** Opening Study material block **

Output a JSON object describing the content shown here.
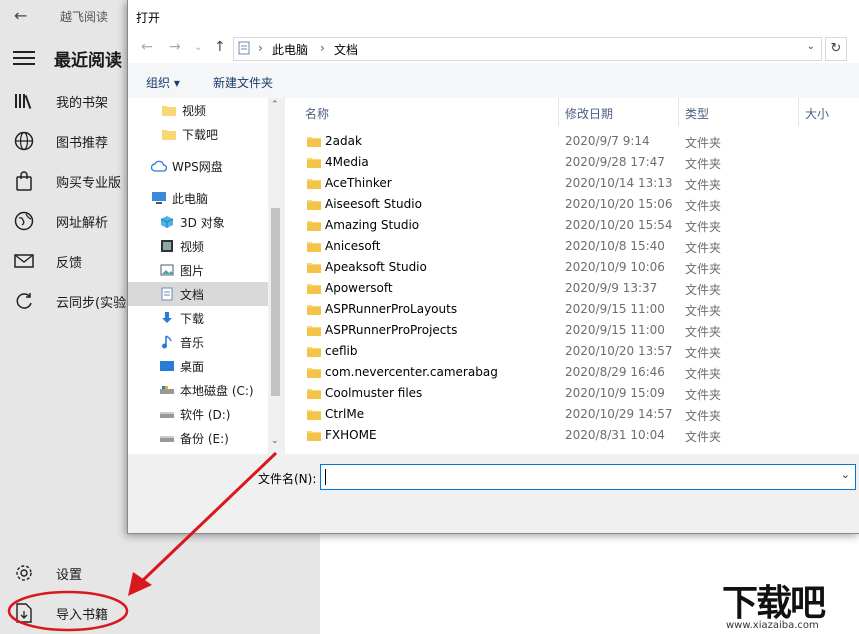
{
  "app": {
    "title": "越飞阅读",
    "menu_header": "最近阅读",
    "items": [
      {
        "label": "我的书架",
        "icon": "bookshelf-icon"
      },
      {
        "label": "图书推荐",
        "icon": "globe-icon"
      },
      {
        "label": "购买专业版",
        "icon": "shopping-bag-icon"
      },
      {
        "label": "网址解析",
        "icon": "web-icon"
      },
      {
        "label": "反馈",
        "icon": "mail-icon"
      },
      {
        "label": "云同步(实验",
        "icon": "sync-icon"
      }
    ],
    "settings_label": "设置",
    "import_label": "导入书籍"
  },
  "dialog": {
    "title": "打开",
    "breadcrumb": [
      "此电脑",
      "文档"
    ],
    "toolbar": {
      "organize": "组织 ▾",
      "new_folder": "新建文件夹"
    },
    "nav_items": [
      {
        "label": "视频",
        "icon": "folder-icon"
      },
      {
        "label": "下载吧",
        "icon": "folder-icon"
      },
      {
        "label": "WPS网盘",
        "icon": "cloud-icon"
      },
      {
        "label": "此电脑",
        "icon": "computer-icon"
      },
      {
        "label": "3D 对象",
        "icon": "cube-icon"
      },
      {
        "label": "视频",
        "icon": "video-icon"
      },
      {
        "label": "图片",
        "icon": "picture-icon"
      },
      {
        "label": "文档",
        "icon": "document-icon"
      },
      {
        "label": "下载",
        "icon": "download-icon"
      },
      {
        "label": "音乐",
        "icon": "music-icon"
      },
      {
        "label": "桌面",
        "icon": "desktop-icon"
      },
      {
        "label": "本地磁盘 (C:)",
        "icon": "drive-icon"
      },
      {
        "label": "软件 (D:)",
        "icon": "drive-icon"
      },
      {
        "label": "备份 (E:)",
        "icon": "drive-icon"
      }
    ],
    "columns": {
      "name": "名称",
      "date": "修改日期",
      "type": "类型",
      "size": "大小"
    },
    "files": [
      {
        "name": "2adak",
        "date": "2020/9/7 9:14",
        "type": "文件夹"
      },
      {
        "name": "4Media",
        "date": "2020/9/28 17:47",
        "type": "文件夹"
      },
      {
        "name": "AceThinker",
        "date": "2020/10/14 13:13",
        "type": "文件夹"
      },
      {
        "name": "Aiseesoft Studio",
        "date": "2020/10/20 15:06",
        "type": "文件夹"
      },
      {
        "name": "Amazing Studio",
        "date": "2020/10/20 15:54",
        "type": "文件夹"
      },
      {
        "name": "Anicesoft",
        "date": "2020/10/8 15:40",
        "type": "文件夹"
      },
      {
        "name": "Apeaksoft Studio",
        "date": "2020/10/9 10:06",
        "type": "文件夹"
      },
      {
        "name": "Apowersoft",
        "date": "2020/9/9 13:37",
        "type": "文件夹"
      },
      {
        "name": "ASPRunnerProLayouts",
        "date": "2020/9/15 11:00",
        "type": "文件夹"
      },
      {
        "name": "ASPRunnerProProjects",
        "date": "2020/9/15 11:00",
        "type": "文件夹"
      },
      {
        "name": "ceflib",
        "date": "2020/10/20 13:57",
        "type": "文件夹"
      },
      {
        "name": "com.nevercenter.camerabag",
        "date": "2020/8/29 16:46",
        "type": "文件夹"
      },
      {
        "name": "Coolmuster files",
        "date": "2020/10/9 15:09",
        "type": "文件夹"
      },
      {
        "name": "CtrlMe",
        "date": "2020/10/29 14:57",
        "type": "文件夹"
      },
      {
        "name": "FXHOME",
        "date": "2020/8/31 10:04",
        "type": "文件夹"
      }
    ],
    "filename_label": "文件名(N):",
    "filename_value": ""
  },
  "watermark": {
    "text": "下载吧",
    "url": "www.xiazaiba.com"
  },
  "colors": {
    "annotation": "#d9181e",
    "folder": "#f8d775",
    "accent": "#0078d7"
  }
}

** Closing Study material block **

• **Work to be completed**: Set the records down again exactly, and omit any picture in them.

• **Answer to the problem**:
Output a JSON object describing the content shown here.
{
  "app": {
    "title": "越飞阅读",
    "menu_header": "最近阅读",
    "items": [
      {
        "label": "我的书架",
        "icon": "bookshelf-icon"
      },
      {
        "label": "图书推荐",
        "icon": "globe-icon"
      },
      {
        "label": "购买专业版",
        "icon": "shopping-bag-icon"
      },
      {
        "label": "网址解析",
        "icon": "web-icon"
      },
      {
        "label": "反馈",
        "icon": "mail-icon"
      },
      {
        "label": "云同步(实验",
        "icon": "sync-icon"
      }
    ],
    "settings_label": "设置",
    "import_label": "导入书籍"
  },
  "dialog": {
    "title": "打开",
    "breadcrumb": [
      "此电脑",
      "文档"
    ],
    "toolbar": {
      "organize": "组织 ▾",
      "new_folder": "新建文件夹"
    },
    "nav_items": [
      {
        "label": "视频",
        "icon": "folder-icon"
      },
      {
        "label": "下载吧",
        "icon": "folder-icon"
      },
      {
        "label": "WPS网盘",
        "icon": "cloud-icon"
      },
      {
        "label": "此电脑",
        "icon": "computer-icon"
      },
      {
        "label": "3D 对象",
        "icon": "cube-icon"
      },
      {
        "label": "视频",
        "icon": "video-icon"
      },
      {
        "label": "图片",
        "icon": "picture-icon"
      },
      {
        "label": "文档",
        "icon": "document-icon"
      },
      {
        "label": "下载",
        "icon": "download-icon"
      },
      {
        "label": "音乐",
        "icon": "music-icon"
      },
      {
        "label": "桌面",
        "icon": "desktop-icon"
      },
      {
        "label": "本地磁盘 (C:)",
        "icon": "drive-icon"
      },
      {
        "label": "软件 (D:)",
        "icon": "drive-icon"
      },
      {
        "label": "备份 (E:)",
        "icon": "drive-icon"
      }
    ],
    "columns": {
      "name": "名称",
      "date": "修改日期",
      "type": "类型",
      "size": "大小"
    },
    "files": [
      {
        "name": "2adak",
        "date": "2020/9/7 9:14",
        "type": "文件夹"
      },
      {
        "name": "4Media",
        "date": "2020/9/28 17:47",
        "type": "文件夹"
      },
      {
        "name": "AceThinker",
        "date": "2020/10/14 13:13",
        "type": "文件夹"
      },
      {
        "name": "Aiseesoft Studio",
        "date": "2020/10/20 15:06",
        "type": "文件夹"
      },
      {
        "name": "Amazing Studio",
        "date": "2020/10/20 15:54",
        "type": "文件夹"
      },
      {
        "name": "Anicesoft",
        "date": "2020/10/8 15:40",
        "type": "文件夹"
      },
      {
        "name": "Apeaksoft Studio",
        "date": "2020/10/9 10:06",
        "type": "文件夹"
      },
      {
        "name": "Apowersoft",
        "date": "2020/9/9 13:37",
        "type": "文件夹"
      },
      {
        "name": "ASPRunnerProLayouts",
        "date": "2020/9/15 11:00",
        "type": "文件夹"
      },
      {
        "name": "ASPRunnerProProjects",
        "date": "2020/9/15 11:00",
        "type": "文件夹"
      },
      {
        "name": "ceflib",
        "date": "2020/10/20 13:57",
        "type": "文件夹"
      },
      {
        "name": "com.nevercenter.camerabag",
        "date": "2020/8/29 16:46",
        "type": "文件夹"
      },
      {
        "name": "Coolmuster files",
        "date": "2020/10/9 15:09",
        "type": "文件夹"
      },
      {
        "name": "CtrlMe",
        "date": "2020/10/29 14:57",
        "type": "文件夹"
      },
      {
        "name": "FXHOME",
        "date": "2020/8/31 10:04",
        "type": "文件夹"
      }
    ],
    "filename_label": "文件名(N):",
    "filename_value": ""
  },
  "watermark": {
    "text": "下载吧",
    "url": "www.xiazaiba.com"
  },
  "colors": {
    "annotation": "#d9181e",
    "folder": "#f8d775",
    "accent": "#0078d7"
  }
}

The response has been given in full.